09.09.2022 | Electricity price, hedging, liquidity - what you need to know
The credit agreement with the federal government is a precautionary measure. But why is Axpo applying for money when the electricity price is high at the moment? Precisely because. Here are the most important answers about the federal government's credit line for Axpo.
It's a paradox: Axpo's long-term prospects remain positive, but in the short term the company is facing the challenges of the energy crisis. By applying for a credit line in the current market environment, which is characterised by enormously high levels of uncertainty, and in preparation for the winter half-year, Axpo wants to ensure that the company can continue to make its contribution to Switzerland's security of supply even in the event of further distortions on the energy market. These 10 answers help to understand the background.
Axpo's Board of Directors and Executive Board decided to submit an application to the federal government for a credit line of up to CHF 4 billion on 2 September 2022. The Federal Council and the Finance Delegation approved this application on 5 September 2022. The credit line is considered subordinate to existing financing and does not require the provision of collateral. This ensures that Axpo remains in a position to cover the security deposits associated with the long-term electricity supply contracts for its customers in the event of a further deterioration in the situation and continues to make its important contribution to Swiss supply security. To date, Axpo has not drawn on this credit line and is doing its utmost to avoid doing so.
In the energy markets, collateral security must be provided when trading energy in order to protect buyers and sellers and to keep the market stable. These securities are deposited in a trading transaction. This is comparable to a rent deposit. The security deposits flow back at the latest after the electricity supply contract has been fulfilled. However, this mechanism was not designed for the extreme price increases of the last weeks and months. This is a historically exceptional situation that has led to unpredictable price volatility and a massive increase in liquidity needs in the European energy sector.
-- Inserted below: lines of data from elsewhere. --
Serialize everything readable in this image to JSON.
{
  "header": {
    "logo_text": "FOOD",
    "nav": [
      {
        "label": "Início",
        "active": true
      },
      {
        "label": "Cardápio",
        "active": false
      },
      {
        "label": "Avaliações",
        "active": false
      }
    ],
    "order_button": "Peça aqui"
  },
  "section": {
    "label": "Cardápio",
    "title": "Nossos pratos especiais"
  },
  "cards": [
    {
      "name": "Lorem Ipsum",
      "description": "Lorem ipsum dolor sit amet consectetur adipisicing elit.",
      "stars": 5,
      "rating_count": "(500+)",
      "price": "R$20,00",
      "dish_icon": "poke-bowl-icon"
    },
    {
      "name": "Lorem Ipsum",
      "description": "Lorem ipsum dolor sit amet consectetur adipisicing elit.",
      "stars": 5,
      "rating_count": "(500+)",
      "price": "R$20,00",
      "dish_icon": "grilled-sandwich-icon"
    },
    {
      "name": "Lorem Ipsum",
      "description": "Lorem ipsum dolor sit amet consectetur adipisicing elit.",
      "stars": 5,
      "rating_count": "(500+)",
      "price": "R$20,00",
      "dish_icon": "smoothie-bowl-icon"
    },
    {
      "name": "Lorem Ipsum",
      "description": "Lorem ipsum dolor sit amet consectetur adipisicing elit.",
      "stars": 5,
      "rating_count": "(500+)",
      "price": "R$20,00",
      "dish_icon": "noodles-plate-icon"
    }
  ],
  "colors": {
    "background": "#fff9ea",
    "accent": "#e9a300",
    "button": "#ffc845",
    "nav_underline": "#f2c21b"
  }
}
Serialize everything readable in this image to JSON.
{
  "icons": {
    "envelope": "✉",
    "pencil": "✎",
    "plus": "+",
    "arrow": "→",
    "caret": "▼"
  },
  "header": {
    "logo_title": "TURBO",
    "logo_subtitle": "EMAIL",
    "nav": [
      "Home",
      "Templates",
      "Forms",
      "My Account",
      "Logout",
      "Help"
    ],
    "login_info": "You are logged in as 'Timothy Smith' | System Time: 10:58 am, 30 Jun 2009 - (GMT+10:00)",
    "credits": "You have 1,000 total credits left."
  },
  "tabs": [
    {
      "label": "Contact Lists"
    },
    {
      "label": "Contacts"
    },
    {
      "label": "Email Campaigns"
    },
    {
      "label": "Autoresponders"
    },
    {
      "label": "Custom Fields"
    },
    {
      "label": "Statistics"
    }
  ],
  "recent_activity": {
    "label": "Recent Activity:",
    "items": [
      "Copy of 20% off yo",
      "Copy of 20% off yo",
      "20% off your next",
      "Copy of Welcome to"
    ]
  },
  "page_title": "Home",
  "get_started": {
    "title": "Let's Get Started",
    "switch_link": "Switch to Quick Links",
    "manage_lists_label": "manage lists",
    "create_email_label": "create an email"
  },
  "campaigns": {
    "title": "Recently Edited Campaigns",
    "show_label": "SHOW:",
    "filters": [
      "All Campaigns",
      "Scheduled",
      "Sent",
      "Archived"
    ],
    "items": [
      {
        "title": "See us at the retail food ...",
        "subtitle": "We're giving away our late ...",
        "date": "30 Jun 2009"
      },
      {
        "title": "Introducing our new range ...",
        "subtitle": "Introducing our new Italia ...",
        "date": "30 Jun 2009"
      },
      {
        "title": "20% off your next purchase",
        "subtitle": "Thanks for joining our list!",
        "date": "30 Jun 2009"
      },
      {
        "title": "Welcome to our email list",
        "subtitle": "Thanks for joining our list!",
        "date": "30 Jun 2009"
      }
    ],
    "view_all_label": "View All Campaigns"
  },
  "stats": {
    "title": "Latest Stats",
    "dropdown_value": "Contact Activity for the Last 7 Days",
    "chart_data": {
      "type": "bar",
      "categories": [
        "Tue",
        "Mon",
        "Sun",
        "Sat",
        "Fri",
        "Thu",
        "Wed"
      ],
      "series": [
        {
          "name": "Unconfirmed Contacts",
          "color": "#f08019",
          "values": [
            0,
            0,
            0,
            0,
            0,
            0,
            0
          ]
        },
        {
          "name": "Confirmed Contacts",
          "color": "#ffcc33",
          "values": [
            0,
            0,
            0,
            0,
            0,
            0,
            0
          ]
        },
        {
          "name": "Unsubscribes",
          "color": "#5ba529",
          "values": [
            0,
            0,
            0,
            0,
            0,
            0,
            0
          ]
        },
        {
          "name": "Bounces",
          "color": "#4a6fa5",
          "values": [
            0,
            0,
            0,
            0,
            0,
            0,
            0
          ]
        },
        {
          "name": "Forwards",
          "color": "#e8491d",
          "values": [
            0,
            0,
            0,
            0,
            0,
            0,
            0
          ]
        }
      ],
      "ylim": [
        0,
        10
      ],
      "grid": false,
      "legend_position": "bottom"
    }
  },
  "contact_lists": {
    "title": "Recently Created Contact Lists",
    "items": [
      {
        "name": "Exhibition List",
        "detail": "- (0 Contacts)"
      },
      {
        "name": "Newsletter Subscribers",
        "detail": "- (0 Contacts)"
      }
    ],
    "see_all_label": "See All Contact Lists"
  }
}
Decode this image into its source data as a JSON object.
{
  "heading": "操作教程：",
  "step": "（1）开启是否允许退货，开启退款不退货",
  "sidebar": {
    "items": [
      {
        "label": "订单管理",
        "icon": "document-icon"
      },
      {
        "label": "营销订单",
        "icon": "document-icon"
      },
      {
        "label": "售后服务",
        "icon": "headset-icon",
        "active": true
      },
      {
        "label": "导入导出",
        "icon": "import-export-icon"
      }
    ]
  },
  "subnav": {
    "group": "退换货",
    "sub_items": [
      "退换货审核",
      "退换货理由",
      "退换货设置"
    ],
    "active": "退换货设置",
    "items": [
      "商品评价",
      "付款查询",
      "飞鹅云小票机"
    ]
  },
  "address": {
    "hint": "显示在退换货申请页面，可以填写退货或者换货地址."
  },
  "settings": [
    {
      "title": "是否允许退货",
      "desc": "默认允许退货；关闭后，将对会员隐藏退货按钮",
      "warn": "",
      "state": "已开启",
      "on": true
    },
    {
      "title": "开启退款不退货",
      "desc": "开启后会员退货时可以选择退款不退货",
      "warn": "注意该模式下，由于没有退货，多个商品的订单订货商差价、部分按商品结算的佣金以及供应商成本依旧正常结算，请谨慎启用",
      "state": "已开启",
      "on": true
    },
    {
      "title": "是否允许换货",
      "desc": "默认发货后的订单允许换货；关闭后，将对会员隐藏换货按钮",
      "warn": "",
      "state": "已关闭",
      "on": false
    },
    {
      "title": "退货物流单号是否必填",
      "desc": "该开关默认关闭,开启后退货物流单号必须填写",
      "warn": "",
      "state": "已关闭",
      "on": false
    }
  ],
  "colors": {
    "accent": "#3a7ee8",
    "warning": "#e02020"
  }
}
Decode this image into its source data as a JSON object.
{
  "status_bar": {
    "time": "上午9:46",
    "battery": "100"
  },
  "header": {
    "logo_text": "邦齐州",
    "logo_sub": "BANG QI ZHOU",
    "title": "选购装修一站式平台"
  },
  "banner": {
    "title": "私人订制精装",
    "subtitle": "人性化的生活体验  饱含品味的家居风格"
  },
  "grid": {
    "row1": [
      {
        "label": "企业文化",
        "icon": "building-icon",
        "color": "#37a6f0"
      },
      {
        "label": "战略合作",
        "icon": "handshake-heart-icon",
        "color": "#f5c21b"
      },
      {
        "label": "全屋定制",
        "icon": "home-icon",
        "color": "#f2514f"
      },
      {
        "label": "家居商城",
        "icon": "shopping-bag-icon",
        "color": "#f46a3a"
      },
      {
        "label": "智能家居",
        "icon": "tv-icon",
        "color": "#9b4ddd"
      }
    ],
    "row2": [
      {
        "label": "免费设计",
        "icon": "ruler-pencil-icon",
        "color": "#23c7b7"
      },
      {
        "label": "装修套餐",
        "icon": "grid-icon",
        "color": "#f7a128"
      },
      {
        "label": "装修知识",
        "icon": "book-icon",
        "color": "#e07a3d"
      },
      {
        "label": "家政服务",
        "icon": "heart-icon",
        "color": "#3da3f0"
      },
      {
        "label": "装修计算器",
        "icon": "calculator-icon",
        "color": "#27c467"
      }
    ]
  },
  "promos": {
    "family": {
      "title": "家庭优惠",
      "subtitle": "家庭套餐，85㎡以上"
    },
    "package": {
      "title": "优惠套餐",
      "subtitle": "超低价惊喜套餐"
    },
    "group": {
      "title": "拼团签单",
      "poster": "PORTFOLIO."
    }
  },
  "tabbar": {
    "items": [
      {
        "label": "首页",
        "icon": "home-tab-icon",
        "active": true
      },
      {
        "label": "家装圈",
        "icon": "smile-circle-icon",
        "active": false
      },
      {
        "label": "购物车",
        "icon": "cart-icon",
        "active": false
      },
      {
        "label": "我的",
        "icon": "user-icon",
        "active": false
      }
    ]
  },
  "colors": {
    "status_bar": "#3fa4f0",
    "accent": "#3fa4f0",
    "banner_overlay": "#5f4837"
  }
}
Axpo has been actively managing its liquidity risk for years and continuously implements risk-reducing measures. The end customer portfolio in Switzerland and internationally significantly reduces risk and liquidity requirements. The measures have also been massively strengthened since December 2021. In addition to various operational measures to reduce liquidity requirements, Axpo has successfully placed several bonds in recent months.
So far, Axpo has been able to cope with the extreme market distortions on its own. However, the situation has worsened again in recent weeks and further developments are unpredictable. The credit line is a safety measure against further distortions, which have become absolutely unpredictable at the present time.
Axpo has therefore decided to take this precautionary measure.
Axpo has placed additional bonds, taken out loans and used money from its international business in recent months. But there is always a limit. If there had been even greater distortions, we would not have been able to keep up with the money. And the cantons were unable to raise the money in the short time available, especially since there is no legal basis for doing so. That is why the Confederation created the conditions for the credit line.
Unprecedented distortions have already been occurring on the European energy markets since the 4th quarter of 2021. The situation has worsened massively in recent weeks. Wholesale electricity prices have increased more than tenfold compared to September 2021 and price fluctuations have reached new record levels in recent days.
Until now, Axpo has been able to master this challenging situation. However, as developments in the coming months are unpredictable, we have agreed a credit line with the federal government as a precaution. So far, Axpo has not drawn on this credit line and is doing its utmost to avoid doing so.
All over Europe, countries are supporting their electricity producers in this extreme situation with liquidity to stabilise the system and ensure security of supply in Europe (for example Germany, Sweden, Finland, France or the Czech Republic).
No, on the contrary. Axpo pursued a conservative and internationally recognized strategy. Axpo did not speculate on falling or rising prices, but agreed fixed prices for electricity production from Swiss power plants for 3 years in advance in order to protect Axpo and its customers. However, the security system was not designed for short-term price fluctuations of up to 10 times.
No, Axpo can meet all its obligations and continue its business as normal. The credit agreement is a precautionary measure. Axpo has not yet drawn any francs.
It's a paradox: Axpo's long-term prospects remain positive, but in the short term we are facing the challenges of this historic energy crisis.
The current problem concerns liquidity, but not the profitability of the company. The temporarily deposited collateral flows back at the latest after the electricity supply contract has been fulfilled, i.e. after the agreed amount of electricity has been delivered, similar to a rent deposit.